▸ What is required
If a line in the data contains "header", copy it out.

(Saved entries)

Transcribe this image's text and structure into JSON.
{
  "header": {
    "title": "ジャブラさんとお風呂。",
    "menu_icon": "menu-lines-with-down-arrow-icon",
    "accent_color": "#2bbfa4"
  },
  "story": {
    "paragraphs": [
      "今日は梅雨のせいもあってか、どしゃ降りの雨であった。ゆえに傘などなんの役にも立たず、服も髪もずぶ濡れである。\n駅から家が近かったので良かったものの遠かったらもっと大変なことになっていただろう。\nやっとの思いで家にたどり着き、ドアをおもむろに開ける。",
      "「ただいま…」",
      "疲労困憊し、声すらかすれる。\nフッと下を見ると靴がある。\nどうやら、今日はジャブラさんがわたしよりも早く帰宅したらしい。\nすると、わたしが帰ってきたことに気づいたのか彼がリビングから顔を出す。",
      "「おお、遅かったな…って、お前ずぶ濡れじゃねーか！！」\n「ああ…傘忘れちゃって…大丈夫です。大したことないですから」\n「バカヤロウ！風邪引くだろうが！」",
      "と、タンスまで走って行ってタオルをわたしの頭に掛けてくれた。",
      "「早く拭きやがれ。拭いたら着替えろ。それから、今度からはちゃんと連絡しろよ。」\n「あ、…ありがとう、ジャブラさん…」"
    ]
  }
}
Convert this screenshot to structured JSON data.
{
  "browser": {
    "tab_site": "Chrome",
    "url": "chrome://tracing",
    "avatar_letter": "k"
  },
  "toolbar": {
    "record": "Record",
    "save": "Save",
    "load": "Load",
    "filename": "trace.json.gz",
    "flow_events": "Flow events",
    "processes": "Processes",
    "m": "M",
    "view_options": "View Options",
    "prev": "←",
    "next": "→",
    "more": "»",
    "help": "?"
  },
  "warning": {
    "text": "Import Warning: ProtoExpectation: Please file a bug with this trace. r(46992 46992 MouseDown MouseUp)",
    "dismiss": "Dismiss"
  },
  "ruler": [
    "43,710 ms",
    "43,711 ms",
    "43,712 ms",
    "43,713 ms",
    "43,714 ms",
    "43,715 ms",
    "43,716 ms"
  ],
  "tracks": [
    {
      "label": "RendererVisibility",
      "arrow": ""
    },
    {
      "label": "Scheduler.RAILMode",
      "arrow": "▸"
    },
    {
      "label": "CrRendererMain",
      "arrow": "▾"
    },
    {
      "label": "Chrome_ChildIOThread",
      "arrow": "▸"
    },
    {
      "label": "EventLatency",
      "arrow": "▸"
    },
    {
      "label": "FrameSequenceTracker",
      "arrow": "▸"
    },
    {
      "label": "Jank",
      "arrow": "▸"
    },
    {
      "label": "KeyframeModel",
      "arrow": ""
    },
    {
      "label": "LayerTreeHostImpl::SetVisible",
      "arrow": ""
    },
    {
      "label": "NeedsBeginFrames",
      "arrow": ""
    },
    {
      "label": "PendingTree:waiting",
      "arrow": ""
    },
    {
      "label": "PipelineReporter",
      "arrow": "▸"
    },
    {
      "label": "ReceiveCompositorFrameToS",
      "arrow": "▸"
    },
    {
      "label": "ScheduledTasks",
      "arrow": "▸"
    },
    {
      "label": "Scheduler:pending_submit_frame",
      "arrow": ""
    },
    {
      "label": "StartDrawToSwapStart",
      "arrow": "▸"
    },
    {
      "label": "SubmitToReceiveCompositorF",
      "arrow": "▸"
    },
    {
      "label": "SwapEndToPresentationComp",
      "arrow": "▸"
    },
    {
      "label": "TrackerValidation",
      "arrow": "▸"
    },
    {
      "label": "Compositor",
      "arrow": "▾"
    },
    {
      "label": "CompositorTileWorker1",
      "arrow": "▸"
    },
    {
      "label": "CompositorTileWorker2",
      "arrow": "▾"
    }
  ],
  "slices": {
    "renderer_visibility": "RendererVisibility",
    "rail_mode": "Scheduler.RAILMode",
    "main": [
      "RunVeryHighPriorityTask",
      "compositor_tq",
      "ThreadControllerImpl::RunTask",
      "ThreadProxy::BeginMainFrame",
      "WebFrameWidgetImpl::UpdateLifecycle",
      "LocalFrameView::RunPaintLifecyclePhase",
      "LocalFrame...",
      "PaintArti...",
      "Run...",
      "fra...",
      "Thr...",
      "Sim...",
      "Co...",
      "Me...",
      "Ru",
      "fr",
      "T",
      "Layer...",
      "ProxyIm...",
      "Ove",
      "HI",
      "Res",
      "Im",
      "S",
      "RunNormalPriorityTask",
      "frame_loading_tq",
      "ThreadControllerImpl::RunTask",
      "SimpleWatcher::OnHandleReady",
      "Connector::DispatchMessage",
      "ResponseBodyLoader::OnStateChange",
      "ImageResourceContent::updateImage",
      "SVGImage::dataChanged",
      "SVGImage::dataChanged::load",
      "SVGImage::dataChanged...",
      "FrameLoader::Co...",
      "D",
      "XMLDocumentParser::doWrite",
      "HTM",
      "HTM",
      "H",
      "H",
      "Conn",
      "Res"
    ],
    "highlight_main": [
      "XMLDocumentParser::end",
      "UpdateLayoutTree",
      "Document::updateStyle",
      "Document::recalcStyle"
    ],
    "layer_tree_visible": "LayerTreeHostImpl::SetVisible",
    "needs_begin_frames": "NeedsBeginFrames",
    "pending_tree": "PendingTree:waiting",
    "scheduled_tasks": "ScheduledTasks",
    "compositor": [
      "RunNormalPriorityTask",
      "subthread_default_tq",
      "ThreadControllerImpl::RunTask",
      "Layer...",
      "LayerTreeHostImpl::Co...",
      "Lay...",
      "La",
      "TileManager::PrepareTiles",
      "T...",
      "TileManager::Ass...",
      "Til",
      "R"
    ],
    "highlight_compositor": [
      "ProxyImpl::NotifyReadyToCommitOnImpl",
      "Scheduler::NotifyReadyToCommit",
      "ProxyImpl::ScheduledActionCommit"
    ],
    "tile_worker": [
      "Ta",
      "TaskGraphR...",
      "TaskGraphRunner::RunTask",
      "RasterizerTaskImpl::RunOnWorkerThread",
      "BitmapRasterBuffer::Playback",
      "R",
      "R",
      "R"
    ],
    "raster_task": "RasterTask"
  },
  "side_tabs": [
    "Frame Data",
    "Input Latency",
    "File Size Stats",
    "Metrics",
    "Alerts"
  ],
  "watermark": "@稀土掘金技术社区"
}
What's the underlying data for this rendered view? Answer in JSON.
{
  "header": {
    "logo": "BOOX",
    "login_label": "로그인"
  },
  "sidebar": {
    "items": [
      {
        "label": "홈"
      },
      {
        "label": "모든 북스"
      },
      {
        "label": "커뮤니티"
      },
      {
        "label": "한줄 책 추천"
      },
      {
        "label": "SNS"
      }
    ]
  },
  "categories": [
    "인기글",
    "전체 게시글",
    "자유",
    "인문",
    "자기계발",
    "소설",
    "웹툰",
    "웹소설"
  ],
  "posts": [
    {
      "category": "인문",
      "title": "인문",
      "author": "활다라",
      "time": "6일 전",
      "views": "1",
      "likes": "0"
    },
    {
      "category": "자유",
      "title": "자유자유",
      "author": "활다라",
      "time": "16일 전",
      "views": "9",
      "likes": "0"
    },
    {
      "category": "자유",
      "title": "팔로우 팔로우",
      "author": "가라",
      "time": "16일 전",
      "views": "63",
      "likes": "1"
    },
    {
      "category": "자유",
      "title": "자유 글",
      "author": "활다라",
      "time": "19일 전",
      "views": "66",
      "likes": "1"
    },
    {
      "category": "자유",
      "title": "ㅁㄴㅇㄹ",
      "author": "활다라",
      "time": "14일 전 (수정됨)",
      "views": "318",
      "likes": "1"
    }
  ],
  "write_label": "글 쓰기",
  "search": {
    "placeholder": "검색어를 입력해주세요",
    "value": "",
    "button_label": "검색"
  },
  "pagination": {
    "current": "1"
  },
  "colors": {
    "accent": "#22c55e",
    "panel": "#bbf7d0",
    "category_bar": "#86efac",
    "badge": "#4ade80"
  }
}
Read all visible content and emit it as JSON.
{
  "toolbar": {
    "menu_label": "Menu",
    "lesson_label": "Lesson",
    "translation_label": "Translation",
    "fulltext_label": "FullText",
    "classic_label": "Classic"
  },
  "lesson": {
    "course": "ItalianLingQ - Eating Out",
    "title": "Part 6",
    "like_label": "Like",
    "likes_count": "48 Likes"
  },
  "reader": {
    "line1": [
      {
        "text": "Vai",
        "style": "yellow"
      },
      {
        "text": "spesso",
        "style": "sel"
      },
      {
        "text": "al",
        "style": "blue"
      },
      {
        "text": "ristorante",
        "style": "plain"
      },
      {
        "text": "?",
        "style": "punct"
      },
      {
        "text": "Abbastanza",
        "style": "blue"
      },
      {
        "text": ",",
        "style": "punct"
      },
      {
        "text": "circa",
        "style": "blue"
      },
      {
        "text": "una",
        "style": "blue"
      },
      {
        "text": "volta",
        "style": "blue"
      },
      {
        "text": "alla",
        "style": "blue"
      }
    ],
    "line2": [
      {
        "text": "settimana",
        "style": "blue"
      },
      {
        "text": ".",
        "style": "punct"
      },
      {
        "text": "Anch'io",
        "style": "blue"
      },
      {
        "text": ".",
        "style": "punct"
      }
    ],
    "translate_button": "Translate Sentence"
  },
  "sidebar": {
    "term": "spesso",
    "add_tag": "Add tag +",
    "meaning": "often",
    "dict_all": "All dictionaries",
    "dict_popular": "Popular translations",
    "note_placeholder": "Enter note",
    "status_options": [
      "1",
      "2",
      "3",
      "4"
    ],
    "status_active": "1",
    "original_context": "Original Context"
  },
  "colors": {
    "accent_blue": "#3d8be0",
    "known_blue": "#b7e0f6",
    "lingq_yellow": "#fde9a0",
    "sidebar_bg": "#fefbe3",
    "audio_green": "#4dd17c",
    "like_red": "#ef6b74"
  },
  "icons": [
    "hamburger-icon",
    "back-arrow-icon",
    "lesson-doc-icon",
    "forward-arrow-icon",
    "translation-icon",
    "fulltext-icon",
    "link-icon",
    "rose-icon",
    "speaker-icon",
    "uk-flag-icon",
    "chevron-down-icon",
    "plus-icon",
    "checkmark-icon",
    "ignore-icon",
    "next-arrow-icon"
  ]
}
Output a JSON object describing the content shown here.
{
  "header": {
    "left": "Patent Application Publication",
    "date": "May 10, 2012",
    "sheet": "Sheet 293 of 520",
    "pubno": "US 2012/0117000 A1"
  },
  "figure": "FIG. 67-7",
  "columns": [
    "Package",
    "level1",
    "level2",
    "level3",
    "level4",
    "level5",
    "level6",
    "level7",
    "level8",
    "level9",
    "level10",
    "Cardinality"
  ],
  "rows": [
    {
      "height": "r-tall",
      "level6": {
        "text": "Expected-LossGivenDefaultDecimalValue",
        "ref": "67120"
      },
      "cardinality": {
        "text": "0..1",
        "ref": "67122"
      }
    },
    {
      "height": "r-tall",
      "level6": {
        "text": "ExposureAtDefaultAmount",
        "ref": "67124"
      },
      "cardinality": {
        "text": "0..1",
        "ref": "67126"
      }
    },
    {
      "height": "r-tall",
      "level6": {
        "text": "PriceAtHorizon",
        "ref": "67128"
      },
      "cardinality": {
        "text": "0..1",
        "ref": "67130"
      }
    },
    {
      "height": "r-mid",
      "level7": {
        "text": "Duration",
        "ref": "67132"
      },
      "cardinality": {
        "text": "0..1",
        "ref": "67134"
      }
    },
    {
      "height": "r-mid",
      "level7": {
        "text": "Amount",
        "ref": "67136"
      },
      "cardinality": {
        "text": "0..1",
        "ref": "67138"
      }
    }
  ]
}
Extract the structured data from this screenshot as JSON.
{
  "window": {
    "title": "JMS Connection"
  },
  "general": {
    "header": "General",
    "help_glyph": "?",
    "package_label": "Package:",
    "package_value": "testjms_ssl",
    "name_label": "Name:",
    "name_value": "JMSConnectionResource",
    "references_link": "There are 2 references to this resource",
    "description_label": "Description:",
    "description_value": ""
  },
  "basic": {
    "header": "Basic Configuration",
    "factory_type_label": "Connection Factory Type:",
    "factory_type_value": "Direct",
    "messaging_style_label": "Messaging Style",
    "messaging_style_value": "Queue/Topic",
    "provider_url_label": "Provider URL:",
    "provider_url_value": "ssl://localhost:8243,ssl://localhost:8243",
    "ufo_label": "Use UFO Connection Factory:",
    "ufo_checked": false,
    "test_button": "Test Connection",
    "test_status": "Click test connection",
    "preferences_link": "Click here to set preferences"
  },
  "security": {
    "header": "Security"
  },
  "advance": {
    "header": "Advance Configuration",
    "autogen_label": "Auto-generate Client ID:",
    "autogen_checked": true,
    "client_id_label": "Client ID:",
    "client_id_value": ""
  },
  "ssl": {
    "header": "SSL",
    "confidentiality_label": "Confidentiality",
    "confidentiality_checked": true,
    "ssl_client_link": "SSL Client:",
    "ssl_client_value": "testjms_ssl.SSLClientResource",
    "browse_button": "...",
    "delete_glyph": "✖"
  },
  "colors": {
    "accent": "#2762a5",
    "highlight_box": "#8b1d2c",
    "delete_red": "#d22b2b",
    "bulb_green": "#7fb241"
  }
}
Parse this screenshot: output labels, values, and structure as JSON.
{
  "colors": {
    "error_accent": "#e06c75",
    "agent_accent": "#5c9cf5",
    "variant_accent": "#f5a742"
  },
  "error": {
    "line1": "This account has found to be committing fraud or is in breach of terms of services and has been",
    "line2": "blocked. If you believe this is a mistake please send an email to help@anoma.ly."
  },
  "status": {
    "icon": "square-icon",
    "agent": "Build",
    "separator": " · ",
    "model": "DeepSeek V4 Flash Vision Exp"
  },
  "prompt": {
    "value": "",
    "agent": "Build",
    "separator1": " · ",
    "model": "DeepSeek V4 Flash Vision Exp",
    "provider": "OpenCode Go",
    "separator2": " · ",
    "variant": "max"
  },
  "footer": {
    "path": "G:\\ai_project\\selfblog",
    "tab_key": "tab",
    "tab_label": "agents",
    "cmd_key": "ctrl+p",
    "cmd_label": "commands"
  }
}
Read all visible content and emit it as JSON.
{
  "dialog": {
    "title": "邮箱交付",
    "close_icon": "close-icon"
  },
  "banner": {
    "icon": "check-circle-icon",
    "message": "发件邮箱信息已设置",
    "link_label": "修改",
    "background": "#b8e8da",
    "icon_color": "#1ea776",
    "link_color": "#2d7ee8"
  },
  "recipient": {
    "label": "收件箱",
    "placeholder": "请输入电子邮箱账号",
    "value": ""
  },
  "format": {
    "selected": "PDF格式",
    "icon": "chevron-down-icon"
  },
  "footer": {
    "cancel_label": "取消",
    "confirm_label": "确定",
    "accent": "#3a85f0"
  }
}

▸ Written solution
  "header": {
  "header": {
  "header": {
    "header": "General",
    "header": "Basic Configuration",
    "header": "Security"
    "header": "Advance Configuration",
    "header": "SSL",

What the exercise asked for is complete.